If a testator wants to ensure that their stepchild will inherit a piece of their estate, then the step parent should specifically name the step-child as a beneficiary in their will. For example, the statement “I leave 20% of my estate to my children.” Is actually not specific enough. The court could very well deem the statement to apply to your biological children, but not, specifically, to any step-children of the testator. A more specific statement would be “ I leave 20% of my estate to be divided equally between my children and step-child X.” The specifics of exactly how the inheritance should be divided can be crafted to reflect whatever precise arrangement that you desire (that is allowable under the law). However, it is advisable to discuss the crafting of the last will and testament and division of the assets with an experienced estate law attorney to ensure that you are properly crafting your plan to benefit any step-child you want to include as a beneficiary.

Another Option: Adoption

Adoption is another way to ensure that a step-child will be recognized as an heir in your estate. Adopted children, unlike stepchildren, DO become legal heirs and will be entitled to inherit from you estate just the same as any biological child. Everyone involved should recognize, however, that with this comes the caveat that any parental rights held by the biological mother/father will need to be relinquished in order for an adoption to take place. With that relinquishment, the child will, generally, no longer be entitled to inherit from their biological parent.

These are complicated matters full of nuance. It is always worthwhile to consult with an experienced estate law attorney when building or reviewing your estate plan to ensure that your affairs are handled exactly as you intend.

Contact Suncoast Civil Law

The experienced Sarasota wills and probate lawyers at Suncoast Civil Law can provide you with skilled advice garnered from experience.
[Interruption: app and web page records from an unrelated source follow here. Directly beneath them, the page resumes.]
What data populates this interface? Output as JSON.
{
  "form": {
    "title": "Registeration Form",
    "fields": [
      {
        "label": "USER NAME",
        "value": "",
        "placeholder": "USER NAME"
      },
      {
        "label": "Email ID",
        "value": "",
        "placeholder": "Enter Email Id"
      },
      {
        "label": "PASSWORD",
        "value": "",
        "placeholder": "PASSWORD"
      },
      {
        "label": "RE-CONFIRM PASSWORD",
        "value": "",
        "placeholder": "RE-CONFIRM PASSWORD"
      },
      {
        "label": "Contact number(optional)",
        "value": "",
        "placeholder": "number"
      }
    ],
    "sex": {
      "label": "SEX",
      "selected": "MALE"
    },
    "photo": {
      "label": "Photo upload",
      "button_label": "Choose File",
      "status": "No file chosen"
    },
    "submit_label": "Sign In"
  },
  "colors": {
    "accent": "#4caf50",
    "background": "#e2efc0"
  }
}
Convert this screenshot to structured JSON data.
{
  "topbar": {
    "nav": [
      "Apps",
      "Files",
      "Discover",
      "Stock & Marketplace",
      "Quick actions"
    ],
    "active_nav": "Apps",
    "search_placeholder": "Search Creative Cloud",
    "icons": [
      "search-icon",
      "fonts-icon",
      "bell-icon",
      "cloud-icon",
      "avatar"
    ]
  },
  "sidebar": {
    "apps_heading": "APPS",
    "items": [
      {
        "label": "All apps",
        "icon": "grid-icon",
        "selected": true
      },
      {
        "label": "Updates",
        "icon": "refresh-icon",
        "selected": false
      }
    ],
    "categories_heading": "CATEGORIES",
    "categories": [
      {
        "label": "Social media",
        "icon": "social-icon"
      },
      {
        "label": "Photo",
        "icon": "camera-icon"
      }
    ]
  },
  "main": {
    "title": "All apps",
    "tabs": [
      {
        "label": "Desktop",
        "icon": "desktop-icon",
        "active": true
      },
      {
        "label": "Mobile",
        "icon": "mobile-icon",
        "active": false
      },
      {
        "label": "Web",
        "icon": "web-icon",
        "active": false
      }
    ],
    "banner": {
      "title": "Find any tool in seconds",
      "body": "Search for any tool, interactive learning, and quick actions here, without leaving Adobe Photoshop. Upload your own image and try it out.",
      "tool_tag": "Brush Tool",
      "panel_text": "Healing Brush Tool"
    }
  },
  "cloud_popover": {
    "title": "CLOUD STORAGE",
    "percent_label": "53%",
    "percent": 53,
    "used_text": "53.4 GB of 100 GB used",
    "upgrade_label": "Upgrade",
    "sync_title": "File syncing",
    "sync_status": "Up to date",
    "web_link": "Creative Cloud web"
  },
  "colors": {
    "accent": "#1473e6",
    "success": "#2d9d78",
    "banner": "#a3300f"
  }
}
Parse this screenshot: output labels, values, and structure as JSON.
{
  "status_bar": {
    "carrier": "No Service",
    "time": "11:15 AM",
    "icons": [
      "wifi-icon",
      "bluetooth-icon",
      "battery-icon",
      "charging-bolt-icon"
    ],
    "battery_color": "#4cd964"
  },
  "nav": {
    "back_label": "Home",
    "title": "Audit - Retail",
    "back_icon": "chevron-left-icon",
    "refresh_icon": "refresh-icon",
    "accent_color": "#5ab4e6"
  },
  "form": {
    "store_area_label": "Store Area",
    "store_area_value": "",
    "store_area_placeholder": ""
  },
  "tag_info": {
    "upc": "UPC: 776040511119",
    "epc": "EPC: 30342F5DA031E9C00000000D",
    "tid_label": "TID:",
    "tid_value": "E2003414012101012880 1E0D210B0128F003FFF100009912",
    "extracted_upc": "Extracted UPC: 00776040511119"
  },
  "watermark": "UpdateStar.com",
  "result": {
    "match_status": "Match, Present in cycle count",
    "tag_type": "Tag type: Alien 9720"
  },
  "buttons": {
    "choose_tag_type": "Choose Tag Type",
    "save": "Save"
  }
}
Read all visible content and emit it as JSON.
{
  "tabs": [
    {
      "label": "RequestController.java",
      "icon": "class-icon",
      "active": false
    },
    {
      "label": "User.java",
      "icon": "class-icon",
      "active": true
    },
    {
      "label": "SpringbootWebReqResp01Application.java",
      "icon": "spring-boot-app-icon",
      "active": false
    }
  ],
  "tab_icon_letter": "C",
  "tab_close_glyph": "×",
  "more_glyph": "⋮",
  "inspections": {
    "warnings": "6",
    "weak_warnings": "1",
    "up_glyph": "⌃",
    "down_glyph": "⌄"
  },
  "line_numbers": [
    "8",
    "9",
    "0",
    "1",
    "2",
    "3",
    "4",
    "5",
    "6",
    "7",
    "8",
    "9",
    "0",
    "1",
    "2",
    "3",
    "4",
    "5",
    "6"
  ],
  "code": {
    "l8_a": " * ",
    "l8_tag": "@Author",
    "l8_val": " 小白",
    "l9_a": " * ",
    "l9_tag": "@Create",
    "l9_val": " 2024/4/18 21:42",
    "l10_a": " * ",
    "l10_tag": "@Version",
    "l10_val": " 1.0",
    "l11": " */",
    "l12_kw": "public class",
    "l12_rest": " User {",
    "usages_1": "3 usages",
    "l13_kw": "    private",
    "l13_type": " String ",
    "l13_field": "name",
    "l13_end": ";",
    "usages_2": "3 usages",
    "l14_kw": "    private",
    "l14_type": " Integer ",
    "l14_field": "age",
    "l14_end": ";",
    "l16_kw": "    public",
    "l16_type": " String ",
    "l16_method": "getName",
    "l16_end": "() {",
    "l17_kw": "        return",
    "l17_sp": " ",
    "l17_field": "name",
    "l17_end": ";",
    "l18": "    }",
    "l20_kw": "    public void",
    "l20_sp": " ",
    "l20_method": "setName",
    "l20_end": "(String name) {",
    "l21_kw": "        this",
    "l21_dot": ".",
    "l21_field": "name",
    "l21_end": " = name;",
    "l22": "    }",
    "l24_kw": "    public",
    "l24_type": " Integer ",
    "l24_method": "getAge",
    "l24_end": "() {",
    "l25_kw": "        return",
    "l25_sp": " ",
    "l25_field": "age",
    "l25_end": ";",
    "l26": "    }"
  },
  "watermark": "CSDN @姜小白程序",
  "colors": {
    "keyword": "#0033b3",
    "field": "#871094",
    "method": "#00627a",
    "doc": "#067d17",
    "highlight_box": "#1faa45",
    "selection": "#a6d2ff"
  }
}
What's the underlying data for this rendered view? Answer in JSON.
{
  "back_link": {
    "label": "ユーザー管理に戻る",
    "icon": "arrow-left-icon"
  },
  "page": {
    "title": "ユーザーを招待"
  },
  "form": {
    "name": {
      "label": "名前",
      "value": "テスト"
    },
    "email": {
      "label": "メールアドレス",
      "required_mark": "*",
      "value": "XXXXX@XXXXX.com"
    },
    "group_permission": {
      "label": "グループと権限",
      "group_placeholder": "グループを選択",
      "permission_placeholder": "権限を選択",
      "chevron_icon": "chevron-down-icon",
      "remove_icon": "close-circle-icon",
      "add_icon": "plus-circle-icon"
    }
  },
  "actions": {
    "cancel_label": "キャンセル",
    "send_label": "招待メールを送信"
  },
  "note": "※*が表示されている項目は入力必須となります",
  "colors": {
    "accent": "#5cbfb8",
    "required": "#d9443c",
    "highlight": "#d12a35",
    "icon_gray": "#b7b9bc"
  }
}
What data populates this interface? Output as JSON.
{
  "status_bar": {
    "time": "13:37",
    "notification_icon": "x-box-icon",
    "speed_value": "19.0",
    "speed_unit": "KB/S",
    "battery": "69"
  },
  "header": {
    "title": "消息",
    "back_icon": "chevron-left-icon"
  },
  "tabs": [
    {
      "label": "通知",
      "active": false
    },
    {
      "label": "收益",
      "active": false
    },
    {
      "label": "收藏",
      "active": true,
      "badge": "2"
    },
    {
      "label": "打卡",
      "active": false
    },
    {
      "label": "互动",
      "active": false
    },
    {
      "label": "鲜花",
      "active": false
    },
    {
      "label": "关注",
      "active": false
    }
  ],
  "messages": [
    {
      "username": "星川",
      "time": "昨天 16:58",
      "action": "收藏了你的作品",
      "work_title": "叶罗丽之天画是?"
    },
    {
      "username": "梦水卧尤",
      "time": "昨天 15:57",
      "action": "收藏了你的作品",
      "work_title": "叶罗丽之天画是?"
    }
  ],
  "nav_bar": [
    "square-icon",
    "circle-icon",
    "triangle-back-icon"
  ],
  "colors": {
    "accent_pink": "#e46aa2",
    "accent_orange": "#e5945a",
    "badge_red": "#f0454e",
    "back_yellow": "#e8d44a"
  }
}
Experience in aiding testators in creating the estate plan that is right for them and their family: whoever that may be. Contact our office to discuss the specifics of your case today.